■ Source material
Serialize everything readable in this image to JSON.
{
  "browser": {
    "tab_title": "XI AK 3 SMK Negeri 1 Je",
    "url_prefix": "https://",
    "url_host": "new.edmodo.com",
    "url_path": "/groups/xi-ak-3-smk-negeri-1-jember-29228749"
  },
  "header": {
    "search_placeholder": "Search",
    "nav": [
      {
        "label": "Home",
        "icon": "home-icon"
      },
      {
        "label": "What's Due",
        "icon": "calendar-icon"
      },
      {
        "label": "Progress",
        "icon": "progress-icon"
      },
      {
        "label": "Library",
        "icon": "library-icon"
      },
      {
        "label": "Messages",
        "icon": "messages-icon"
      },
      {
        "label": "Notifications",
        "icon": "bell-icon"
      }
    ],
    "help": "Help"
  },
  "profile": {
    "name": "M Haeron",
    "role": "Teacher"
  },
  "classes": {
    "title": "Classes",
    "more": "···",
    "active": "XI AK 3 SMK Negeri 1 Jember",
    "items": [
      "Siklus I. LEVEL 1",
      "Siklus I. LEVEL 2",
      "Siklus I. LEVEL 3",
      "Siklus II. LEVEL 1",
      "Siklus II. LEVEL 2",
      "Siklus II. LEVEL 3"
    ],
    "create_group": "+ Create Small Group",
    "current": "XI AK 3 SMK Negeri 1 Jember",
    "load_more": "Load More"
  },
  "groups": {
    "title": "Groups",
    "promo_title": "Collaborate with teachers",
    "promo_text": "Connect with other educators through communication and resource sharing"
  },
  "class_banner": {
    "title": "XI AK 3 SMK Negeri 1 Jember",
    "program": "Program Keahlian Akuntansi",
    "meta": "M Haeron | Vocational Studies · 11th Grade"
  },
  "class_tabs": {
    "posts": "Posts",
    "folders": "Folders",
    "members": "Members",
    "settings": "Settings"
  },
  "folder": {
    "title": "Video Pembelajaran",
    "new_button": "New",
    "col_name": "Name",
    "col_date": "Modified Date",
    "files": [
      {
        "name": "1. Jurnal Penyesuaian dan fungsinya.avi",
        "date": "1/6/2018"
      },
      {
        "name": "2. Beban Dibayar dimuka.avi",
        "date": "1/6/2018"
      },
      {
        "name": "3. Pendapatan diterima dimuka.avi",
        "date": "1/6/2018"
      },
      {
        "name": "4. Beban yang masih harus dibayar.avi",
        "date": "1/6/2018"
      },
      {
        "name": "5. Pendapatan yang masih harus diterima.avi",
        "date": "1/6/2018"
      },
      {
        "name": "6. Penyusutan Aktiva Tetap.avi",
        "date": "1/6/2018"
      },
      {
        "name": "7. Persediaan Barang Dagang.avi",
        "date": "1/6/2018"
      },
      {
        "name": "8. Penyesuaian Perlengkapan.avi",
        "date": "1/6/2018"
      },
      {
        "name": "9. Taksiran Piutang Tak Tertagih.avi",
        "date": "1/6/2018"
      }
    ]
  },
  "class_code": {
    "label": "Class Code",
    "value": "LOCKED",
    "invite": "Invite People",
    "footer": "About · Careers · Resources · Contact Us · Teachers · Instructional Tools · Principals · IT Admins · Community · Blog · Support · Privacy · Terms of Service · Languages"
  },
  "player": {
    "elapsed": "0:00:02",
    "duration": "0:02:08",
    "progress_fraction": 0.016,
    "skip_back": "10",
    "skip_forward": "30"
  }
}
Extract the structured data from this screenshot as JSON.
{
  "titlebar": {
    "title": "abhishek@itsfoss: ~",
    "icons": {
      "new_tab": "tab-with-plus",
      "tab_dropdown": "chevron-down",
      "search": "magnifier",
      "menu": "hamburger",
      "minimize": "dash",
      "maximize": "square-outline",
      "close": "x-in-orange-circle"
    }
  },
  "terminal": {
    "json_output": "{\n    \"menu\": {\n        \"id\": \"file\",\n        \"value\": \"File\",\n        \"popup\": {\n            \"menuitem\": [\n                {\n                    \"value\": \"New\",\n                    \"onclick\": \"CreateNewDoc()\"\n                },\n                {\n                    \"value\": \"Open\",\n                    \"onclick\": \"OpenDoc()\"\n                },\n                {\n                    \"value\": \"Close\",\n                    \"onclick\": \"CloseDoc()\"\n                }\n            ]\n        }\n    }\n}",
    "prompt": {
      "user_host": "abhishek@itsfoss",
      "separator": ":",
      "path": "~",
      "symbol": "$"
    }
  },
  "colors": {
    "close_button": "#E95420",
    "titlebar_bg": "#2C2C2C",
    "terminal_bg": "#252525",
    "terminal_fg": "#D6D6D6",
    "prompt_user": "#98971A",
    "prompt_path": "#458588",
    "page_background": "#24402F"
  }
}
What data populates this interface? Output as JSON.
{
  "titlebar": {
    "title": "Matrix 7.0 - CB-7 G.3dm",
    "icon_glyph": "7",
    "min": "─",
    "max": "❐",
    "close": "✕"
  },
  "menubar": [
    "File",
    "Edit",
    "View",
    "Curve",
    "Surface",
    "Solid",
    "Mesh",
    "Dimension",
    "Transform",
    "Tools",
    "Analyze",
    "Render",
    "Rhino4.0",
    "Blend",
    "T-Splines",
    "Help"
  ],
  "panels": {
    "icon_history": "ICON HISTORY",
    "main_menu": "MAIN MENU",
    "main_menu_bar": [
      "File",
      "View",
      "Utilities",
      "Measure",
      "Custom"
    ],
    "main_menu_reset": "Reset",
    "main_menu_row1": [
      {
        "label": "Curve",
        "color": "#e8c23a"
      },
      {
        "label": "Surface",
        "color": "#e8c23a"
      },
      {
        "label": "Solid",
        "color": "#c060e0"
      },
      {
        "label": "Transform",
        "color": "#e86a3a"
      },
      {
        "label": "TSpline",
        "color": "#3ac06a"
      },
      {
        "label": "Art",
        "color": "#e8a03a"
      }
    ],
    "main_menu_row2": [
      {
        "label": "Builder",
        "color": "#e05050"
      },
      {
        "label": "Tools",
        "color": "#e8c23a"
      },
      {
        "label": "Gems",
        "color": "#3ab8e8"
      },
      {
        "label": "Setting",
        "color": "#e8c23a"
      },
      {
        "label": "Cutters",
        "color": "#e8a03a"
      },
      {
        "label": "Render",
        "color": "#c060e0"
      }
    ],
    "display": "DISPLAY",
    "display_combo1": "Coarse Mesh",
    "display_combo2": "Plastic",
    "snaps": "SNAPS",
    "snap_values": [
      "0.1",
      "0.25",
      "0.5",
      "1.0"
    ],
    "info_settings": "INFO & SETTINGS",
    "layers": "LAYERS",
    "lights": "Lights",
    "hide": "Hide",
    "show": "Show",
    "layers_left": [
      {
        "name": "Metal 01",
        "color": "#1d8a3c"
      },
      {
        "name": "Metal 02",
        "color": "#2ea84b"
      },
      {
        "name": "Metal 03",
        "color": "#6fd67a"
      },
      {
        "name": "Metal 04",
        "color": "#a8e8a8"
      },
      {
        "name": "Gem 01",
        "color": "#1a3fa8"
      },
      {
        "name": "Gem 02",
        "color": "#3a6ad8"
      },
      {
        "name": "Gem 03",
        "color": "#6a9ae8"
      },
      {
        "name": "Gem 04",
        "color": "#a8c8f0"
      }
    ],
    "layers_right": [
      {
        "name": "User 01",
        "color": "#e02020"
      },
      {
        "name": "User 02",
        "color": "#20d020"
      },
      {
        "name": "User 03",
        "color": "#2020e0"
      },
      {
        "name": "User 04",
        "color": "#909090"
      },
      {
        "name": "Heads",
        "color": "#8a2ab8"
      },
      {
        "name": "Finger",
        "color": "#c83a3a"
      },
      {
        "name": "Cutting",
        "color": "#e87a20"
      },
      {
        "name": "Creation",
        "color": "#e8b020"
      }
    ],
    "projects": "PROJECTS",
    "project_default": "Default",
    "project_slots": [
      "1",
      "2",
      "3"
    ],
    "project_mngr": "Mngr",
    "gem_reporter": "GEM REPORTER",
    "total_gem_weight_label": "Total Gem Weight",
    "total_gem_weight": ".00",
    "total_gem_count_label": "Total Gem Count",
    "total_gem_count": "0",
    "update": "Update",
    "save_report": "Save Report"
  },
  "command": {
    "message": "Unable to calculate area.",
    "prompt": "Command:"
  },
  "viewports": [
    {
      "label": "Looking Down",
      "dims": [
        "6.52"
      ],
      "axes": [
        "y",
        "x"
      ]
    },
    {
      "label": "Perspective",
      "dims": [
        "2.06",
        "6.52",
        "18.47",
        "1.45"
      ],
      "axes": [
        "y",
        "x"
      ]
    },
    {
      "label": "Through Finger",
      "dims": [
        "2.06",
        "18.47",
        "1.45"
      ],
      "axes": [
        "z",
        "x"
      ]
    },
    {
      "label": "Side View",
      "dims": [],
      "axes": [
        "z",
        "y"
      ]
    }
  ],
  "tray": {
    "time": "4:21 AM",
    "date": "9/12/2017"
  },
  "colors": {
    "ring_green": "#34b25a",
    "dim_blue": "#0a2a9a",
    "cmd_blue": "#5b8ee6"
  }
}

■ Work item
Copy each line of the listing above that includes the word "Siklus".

■ Task result
      "Siklus I. LEVEL 1",
      "Siklus I. LEVEL 2",
      "Siklus I. LEVEL 3",
      "Siklus II. LEVEL 1",
      "Siklus II. LEVEL 2",
      "Siklus II. LEVEL 3"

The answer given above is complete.